I was inspired by Lior Shapira's work that was presented in Eurographics 09 about image appearance manipulation, and a work about recoloring for the colorblind by Huang et al presented at ICASSP 09. Both works deal with color manipulation using Gaussian Mixture Models.
Update 5/28/2015: Adrien contributed code that works with OpenCV v3! Thanks! https://gist.github.com/adriweb/815c1ac34a0929292db7
Let's see how it's done!
Continue reading "Image Recoloring using Gaussian Mixture Model and Expectation Maximization [OpenCV, w/Code]"
Been working hard at a project for school the past month, implementing one of the more interesting works I've seen in the AR arena: Parallel Tracking and Mapping (PTAM) [PDF]. This is a work by George Klein [homepage] and David Murray from Oxford university, presented in ISMAR 2007.
When I first saw it on youtube [link] I immediately saw the immense potential - mobile markerless augmented reality. I thought I should get to know this work a bit more closely, so I chose to implement it as a part of advanced computer vision course, given by Dr. Lior Wolf [link] at TAU.
The work is very extensive, and clearly is a result of deep research in the field, so I set to achieve a few selected features: Stereo initialization, Tracking, and small map upkeeping. I chose not to implement relocalization and full map handling.
This post is kind of a tutorial for 3D reconstruction with OpenCV 2.0. I will show practical use of the functions in cvtriangulation.cpp, which are not documented and in fact incomplete. Furthermore I'll show how to easily combine OpenCV and OpenGL for 3D augmentations, a thing which is only briefly described in the docs or online.
Here are the step I took and things I learned in the process of implementing the work.
Update: A nice patch by yazor fixes the video mismatching - thanks! and also a nice application by Zentium called "iKat" is doing some kick-ass mobile markerless augmented reality.
Continue reading "Implementing PTAM: stereo, tracking and pose estimation for AR with OpenCV [w/ code]"
In the past few weeks I have been working hard at a few projects for end-of-term at Uni. One of the projects is what I called "SmartHome", for Embedded computing [link] course, is a home monitoring [link] application. In the course the students were given an LPC2148 arm7-MCU (NXP) based education board, implemented by Embedded Artists [link]. My partner Gil and I decided to work with ZigBee extension modules [link] to enable remote communication.

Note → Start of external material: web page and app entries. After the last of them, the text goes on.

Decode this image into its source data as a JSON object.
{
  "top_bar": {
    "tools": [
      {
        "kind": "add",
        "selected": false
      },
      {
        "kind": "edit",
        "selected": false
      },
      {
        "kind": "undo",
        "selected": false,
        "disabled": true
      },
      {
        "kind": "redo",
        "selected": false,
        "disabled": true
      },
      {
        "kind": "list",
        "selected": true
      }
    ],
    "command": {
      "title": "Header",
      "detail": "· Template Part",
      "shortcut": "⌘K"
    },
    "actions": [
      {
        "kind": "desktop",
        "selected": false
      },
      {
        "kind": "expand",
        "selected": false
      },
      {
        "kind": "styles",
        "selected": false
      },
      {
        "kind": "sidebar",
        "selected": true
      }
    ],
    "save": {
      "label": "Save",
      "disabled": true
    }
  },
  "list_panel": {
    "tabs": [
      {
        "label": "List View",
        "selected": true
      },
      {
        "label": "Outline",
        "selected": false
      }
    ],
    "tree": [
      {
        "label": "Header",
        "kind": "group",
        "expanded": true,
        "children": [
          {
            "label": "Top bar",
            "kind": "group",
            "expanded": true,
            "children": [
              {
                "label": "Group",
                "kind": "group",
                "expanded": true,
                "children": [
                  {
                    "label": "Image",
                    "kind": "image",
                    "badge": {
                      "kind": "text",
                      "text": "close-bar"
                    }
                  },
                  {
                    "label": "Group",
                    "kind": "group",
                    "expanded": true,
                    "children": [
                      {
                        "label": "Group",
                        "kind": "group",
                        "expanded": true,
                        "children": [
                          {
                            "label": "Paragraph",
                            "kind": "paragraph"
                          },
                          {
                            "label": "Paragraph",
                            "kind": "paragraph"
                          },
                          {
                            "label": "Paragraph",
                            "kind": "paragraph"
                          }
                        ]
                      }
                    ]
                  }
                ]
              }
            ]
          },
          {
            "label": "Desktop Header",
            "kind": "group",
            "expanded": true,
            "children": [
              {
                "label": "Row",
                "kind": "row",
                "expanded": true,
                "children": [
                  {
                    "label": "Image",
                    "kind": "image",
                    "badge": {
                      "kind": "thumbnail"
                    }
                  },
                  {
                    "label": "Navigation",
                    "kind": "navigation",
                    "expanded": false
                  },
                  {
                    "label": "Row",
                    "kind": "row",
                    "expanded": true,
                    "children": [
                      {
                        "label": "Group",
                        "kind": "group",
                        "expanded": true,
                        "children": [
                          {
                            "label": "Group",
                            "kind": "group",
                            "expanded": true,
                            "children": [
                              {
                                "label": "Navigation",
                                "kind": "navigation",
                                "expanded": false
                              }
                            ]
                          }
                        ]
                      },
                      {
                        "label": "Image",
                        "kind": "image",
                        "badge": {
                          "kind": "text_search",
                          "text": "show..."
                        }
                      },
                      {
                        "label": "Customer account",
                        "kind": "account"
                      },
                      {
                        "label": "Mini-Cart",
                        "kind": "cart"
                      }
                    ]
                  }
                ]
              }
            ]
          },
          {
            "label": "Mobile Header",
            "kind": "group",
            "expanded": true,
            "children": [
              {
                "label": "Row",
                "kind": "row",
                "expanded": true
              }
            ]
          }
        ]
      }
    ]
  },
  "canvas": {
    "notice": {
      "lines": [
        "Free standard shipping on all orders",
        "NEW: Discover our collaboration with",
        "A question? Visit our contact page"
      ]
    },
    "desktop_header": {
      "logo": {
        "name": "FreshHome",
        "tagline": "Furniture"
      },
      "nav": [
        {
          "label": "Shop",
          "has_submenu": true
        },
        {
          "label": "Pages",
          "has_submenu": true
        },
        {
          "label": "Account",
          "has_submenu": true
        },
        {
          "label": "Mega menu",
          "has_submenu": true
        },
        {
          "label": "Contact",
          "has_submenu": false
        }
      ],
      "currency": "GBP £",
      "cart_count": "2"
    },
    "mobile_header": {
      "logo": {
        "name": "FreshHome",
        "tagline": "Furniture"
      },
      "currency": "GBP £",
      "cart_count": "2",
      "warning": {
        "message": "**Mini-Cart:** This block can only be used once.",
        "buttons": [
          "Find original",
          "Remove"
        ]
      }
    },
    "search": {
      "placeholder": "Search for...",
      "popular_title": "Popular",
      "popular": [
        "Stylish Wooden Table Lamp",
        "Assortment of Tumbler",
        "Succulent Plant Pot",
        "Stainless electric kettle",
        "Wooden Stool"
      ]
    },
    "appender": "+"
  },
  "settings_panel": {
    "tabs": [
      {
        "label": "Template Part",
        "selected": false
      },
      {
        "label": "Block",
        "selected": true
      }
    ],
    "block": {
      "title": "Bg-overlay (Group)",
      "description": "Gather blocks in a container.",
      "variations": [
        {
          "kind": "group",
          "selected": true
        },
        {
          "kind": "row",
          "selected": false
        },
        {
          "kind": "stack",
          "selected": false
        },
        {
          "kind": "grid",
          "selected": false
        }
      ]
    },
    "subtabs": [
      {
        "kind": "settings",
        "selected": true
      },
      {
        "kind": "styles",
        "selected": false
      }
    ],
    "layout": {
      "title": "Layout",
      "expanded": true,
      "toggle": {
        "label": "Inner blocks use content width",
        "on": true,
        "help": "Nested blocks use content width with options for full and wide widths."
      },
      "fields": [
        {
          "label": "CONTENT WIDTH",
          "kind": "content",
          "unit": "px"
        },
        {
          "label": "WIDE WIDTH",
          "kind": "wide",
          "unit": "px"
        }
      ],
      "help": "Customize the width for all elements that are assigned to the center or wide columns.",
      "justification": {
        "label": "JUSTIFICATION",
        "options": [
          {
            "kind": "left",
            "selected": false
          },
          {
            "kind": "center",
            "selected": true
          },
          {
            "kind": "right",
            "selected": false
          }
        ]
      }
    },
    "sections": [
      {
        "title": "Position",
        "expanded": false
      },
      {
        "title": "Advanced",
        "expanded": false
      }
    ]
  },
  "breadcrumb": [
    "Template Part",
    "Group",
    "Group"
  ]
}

Here are the steps we took to bring this project to life.
Continue reading "SmartHome - Embedded computing course project"